* YOUR ASSIGNMENT: Please reproduce every record exactly as written, leaving out the pictures.

* RECORD EXTRACTS:

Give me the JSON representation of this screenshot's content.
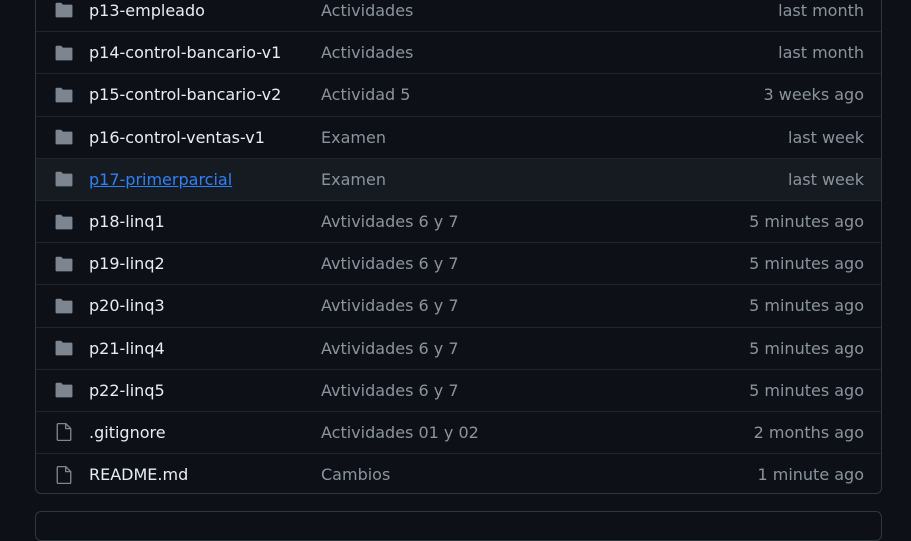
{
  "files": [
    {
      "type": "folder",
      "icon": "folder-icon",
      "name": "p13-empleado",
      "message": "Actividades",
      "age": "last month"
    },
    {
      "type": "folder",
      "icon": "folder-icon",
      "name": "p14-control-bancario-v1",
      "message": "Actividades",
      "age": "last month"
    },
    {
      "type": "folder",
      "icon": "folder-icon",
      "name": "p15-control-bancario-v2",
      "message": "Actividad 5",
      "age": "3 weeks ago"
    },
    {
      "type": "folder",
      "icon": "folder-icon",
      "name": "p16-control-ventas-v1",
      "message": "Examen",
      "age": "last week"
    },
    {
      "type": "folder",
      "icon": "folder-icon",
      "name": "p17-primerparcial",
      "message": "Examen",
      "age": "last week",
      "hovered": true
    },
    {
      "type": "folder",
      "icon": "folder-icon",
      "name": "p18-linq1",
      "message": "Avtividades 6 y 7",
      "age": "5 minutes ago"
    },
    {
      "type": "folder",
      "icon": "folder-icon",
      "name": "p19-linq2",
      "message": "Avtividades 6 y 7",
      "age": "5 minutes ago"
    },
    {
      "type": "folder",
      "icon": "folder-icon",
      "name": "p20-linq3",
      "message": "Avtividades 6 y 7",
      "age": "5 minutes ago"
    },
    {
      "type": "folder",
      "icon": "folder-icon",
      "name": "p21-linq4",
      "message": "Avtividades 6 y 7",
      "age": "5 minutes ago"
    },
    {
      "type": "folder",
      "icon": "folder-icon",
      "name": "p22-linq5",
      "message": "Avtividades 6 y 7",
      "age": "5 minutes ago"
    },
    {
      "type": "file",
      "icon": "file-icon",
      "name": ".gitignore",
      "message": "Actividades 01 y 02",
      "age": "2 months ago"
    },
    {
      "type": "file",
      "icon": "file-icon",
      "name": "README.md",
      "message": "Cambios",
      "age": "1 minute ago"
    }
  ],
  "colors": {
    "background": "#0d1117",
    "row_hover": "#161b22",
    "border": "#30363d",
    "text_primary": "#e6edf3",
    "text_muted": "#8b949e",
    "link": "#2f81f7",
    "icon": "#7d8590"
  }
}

* THE ANSWER:
Give me the JSON representation of this screenshot's content.
{
  "files": [
    {
      "type": "folder",
      "icon": "folder-icon",
      "name": "p13-empleado",
      "message": "Actividades",
      "age": "last month"
    },
    {
      "type": "folder",
      "icon": "folder-icon",
      "name": "p14-control-bancario-v1",
      "message": "Actividades",
      "age": "last month"
    },
    {
      "type": "folder",
      "icon": "folder-icon",
      "name": "p15-control-bancario-v2",
      "message": "Actividad 5",
      "age": "3 weeks ago"
    },
    {
      "type": "folder",
      "icon": "folder-icon",
      "name": "p16-control-ventas-v1",
      "message": "Examen",
      "age": "last week"
    },
    {
      "type": "folder",
      "icon": "folder-icon",
      "name": "p17-primerparcial",
      "message": "Examen",
      "age": "last week",
      "hovered": true
    },
    {
      "type": "folder",
      "icon": "folder-icon",
      "name": "p18-linq1",
      "message": "Avtividades 6 y 7",
      "age": "5 minutes ago"
    },
    {
      "type": "folder",
      "icon": "folder-icon",
      "name": "p19-linq2",
      "message": "Avtividades 6 y 7",
      "age": "5 minutes ago"
    },
    {
      "type": "folder",
      "icon": "folder-icon",
      "name": "p20-linq3",
      "message": "Avtividades 6 y 7",
      "age": "5 minutes ago"
    },
    {
      "type": "folder",
      "icon": "folder-icon",
      "name": "p21-linq4",
      "message": "Avtividades 6 y 7",
      "age": "5 minutes ago"
    },
    {
      "type": "folder",
      "icon": "folder-icon",
      "name": "p22-linq5",
      "message": "Avtividades 6 y 7",
      "age": "5 minutes ago"
    },
    {
      "type": "file",
      "icon": "file-icon",
      "name": ".gitignore",
      "message": "Actividades 01 y 02",
      "age": "2 months ago"
    },
    {
      "type": "file",
      "icon": "file-icon",
      "name": "README.md",
      "message": "Cambios",
      "age": "1 minute ago"
    }
  ],
  "colors": {
    "background": "#0d1117",
    "row_hover": "#161b22",
    "border": "#30363d",
    "text_primary": "#e6edf3",
    "text_muted": "#8b949e",
    "link": "#2f81f7",
    "icon": "#7d8590"
  }
}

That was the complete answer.